When forecasting, David recommended that brands consider trends over an elongated period, rather than simply comparing 2021 with the year before (which was also different to ‘the norm’). Those who looked at older data from 2017-19, such as the percentage of their existing customer base who placed an order, were able to predict AW21 activity more accurately and therefore fared better during the season.
Contraction of the peak period
Despite the expectation of high sales, many retailers experienced a slump during most of November, apart from Black Friday in the final week which still produced a huge amount of revenue. As a result, some brands are considering whether to reduce marketing spend in November to improve efficiency. However, we have yet to see how this would pan out, since response rates on Black Friday may depend on sustained marketing spend during the run-up to it. David suggested that retailers carry out testing to gauge ROI during the first three weeks of November 2022.
The peak of Christmas sales also shifted significantly. While, historically, this had been moving later by an average of 1.4 days per year, 2021 saw it move 3.5 days later when compared with 2019. For retailers, this manifested as a higher concentration of sales in December. Overall, brands experienced a much more compact and intense Autumn/Winter season than usual, which presented both new opportunities and new challenges.
Lag and retention
At one gifting company, there was concern at board level about the amount of marketing budget invested in November, since the spend resulted in such low sales. During a contracted season, this issue can be tackled by carrying out lag testing to determine the consideration window of your products. From this, you can find the optimum time for marketing spend going forward.
Some brands actually embraced a longer consideration window. One female fashion retailer said they had been reducing discounts and maintaining prices. Whilst they still see about 20% of their sales from last-click attribution, their shoppers’ behaviour moved from taking opportunistic advantage of ‘abandoned basket’ offers, to waiting for a longer time before purchase. This was attributed to a lower sense of urgency, as people were no longer afraid of missing the lowest price.
While customer acquisition declined during the season, the majority of brands saw higher response rates from almost all media channels. Retailers had previously experienced an influx of new customers during 2020, so were able to capitalise on a larger retained customer base to sustain their businesses.
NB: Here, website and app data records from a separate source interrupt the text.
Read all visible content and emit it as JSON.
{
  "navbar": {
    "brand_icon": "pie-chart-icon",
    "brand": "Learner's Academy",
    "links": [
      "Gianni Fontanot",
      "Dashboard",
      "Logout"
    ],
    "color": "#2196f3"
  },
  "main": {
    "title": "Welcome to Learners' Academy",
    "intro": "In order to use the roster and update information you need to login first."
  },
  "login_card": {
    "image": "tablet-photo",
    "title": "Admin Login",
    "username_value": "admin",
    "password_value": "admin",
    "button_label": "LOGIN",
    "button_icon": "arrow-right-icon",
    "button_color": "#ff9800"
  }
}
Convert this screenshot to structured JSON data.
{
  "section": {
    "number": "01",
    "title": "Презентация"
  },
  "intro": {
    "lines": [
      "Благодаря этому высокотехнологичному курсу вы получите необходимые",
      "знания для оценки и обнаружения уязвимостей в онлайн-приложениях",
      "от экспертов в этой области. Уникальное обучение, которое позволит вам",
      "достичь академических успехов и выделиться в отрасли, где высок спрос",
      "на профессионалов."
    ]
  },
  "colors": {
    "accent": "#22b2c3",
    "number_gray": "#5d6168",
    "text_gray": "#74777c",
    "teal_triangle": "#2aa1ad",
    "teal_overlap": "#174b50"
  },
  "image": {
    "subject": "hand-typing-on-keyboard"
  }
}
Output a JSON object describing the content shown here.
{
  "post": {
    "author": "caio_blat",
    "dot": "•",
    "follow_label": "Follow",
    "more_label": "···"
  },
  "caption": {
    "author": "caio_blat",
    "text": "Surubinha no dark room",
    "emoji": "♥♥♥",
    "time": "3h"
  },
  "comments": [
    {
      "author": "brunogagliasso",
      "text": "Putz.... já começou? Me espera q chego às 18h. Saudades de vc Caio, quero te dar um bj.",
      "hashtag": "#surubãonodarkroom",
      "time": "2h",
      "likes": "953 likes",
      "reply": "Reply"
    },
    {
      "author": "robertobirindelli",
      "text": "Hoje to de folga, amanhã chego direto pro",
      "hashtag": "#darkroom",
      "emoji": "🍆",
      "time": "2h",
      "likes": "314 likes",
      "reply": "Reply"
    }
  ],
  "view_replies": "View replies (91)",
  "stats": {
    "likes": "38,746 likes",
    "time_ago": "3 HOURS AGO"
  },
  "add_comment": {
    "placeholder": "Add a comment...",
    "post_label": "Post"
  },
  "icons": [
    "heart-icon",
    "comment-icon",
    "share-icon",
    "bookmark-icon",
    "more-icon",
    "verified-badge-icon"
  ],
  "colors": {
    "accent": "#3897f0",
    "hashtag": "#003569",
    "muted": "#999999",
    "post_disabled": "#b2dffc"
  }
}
In summary, shopping trends in AW21 were once again different from the behaviour we’ve seen in recent years. But multi-channel retailers who can use their learnings, and start testing in advance, should be in a strong position as they head into AW22. In our next post, we’ll delve into what happened within individual marketing channels, as well as logistical challenges, and how retailers can address them.